[Records drawn from a dataset]

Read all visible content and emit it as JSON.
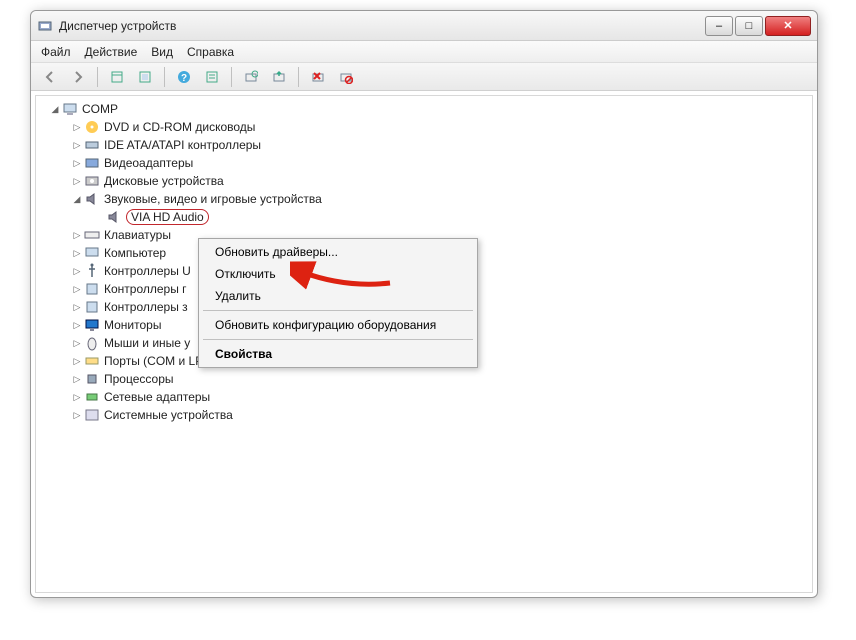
{
  "window": {
    "title": "Диспетчер устройств"
  },
  "menu": {
    "file": "Файл",
    "action": "Действие",
    "view": "Вид",
    "help": "Справка"
  },
  "winbtns": {
    "min": "–",
    "max": "□",
    "close": "✕"
  },
  "tree": {
    "root": "COMP",
    "items": [
      {
        "label": "DVD и CD-ROM дисководы"
      },
      {
        "label": "IDE ATA/ATAPI контроллеры"
      },
      {
        "label": "Видеоадаптеры"
      },
      {
        "label": "Дисковые устройства"
      },
      {
        "label": "Звуковые, видео и игровые устройства",
        "expanded": true,
        "children": [
          {
            "label": "VIA HD Audio",
            "selected": true
          }
        ]
      },
      {
        "label": "Клавиатуры"
      },
      {
        "label": "Компьютер"
      },
      {
        "label": "Контроллеры U"
      },
      {
        "label": "Контроллеры г"
      },
      {
        "label": "Контроллеры з"
      },
      {
        "label": "Мониторы"
      },
      {
        "label": "Мыши и иные у"
      },
      {
        "label": "Порты (COM и LPT)"
      },
      {
        "label": "Процессоры"
      },
      {
        "label": "Сетевые адаптеры"
      },
      {
        "label": "Системные устройства"
      }
    ]
  },
  "context_menu": {
    "update": "Обновить драйверы...",
    "disable": "Отключить",
    "delete": "Удалить",
    "rescan": "Обновить конфигурацию оборудования",
    "props": "Свойства"
  },
  "toolbar": {
    "back": "back",
    "fwd": "forward",
    "view1": "list-view",
    "view2": "detail-view",
    "help": "help",
    "props": "properties",
    "scan": "scan",
    "refresh": "refresh",
    "disable": "disable",
    "uninstall": "uninstall"
  }
}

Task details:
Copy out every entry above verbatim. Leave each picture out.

Exercise result:
Read all visible content and emit it as JSON.
{
  "window": {
    "title": "Диспетчер устройств"
  },
  "menu": {
    "file": "Файл",
    "action": "Действие",
    "view": "Вид",
    "help": "Справка"
  },
  "winbtns": {
    "min": "–",
    "max": "□",
    "close": "✕"
  },
  "tree": {
    "root": "COMP",
    "items": [
      {
        "label": "DVD и CD-ROM дисководы"
      },
      {
        "label": "IDE ATA/ATAPI контроллеры"
      },
      {
        "label": "Видеоадаптеры"
      },
      {
        "label": "Дисковые устройства"
      },
      {
        "label": "Звуковые, видео и игровые устройства",
        "expanded": true,
        "children": [
          {
            "label": "VIA HD Audio",
            "selected": true
          }
        ]
      },
      {
        "label": "Клавиатуры"
      },
      {
        "label": "Компьютер"
      },
      {
        "label": "Контроллеры U"
      },
      {
        "label": "Контроллеры г"
      },
      {
        "label": "Контроллеры з"
      },
      {
        "label": "Мониторы"
      },
      {
        "label": "Мыши и иные у"
      },
      {
        "label": "Порты (COM и LPT)"
      },
      {
        "label": "Процессоры"
      },
      {
        "label": "Сетевые адаптеры"
      },
      {
        "label": "Системные устройства"
      }
    ]
  },
  "context_menu": {
    "update": "Обновить драйверы...",
    "disable": "Отключить",
    "delete": "Удалить",
    "rescan": "Обновить конфигурацию оборудования",
    "props": "Свойства"
  },
  "toolbar": {
    "back": "back",
    "fwd": "forward",
    "view1": "list-view",
    "view2": "detail-view",
    "help": "help",
    "props": "properties",
    "scan": "scan",
    "refresh": "refresh",
    "disable": "disable",
    "uninstall": "uninstall"
  }
}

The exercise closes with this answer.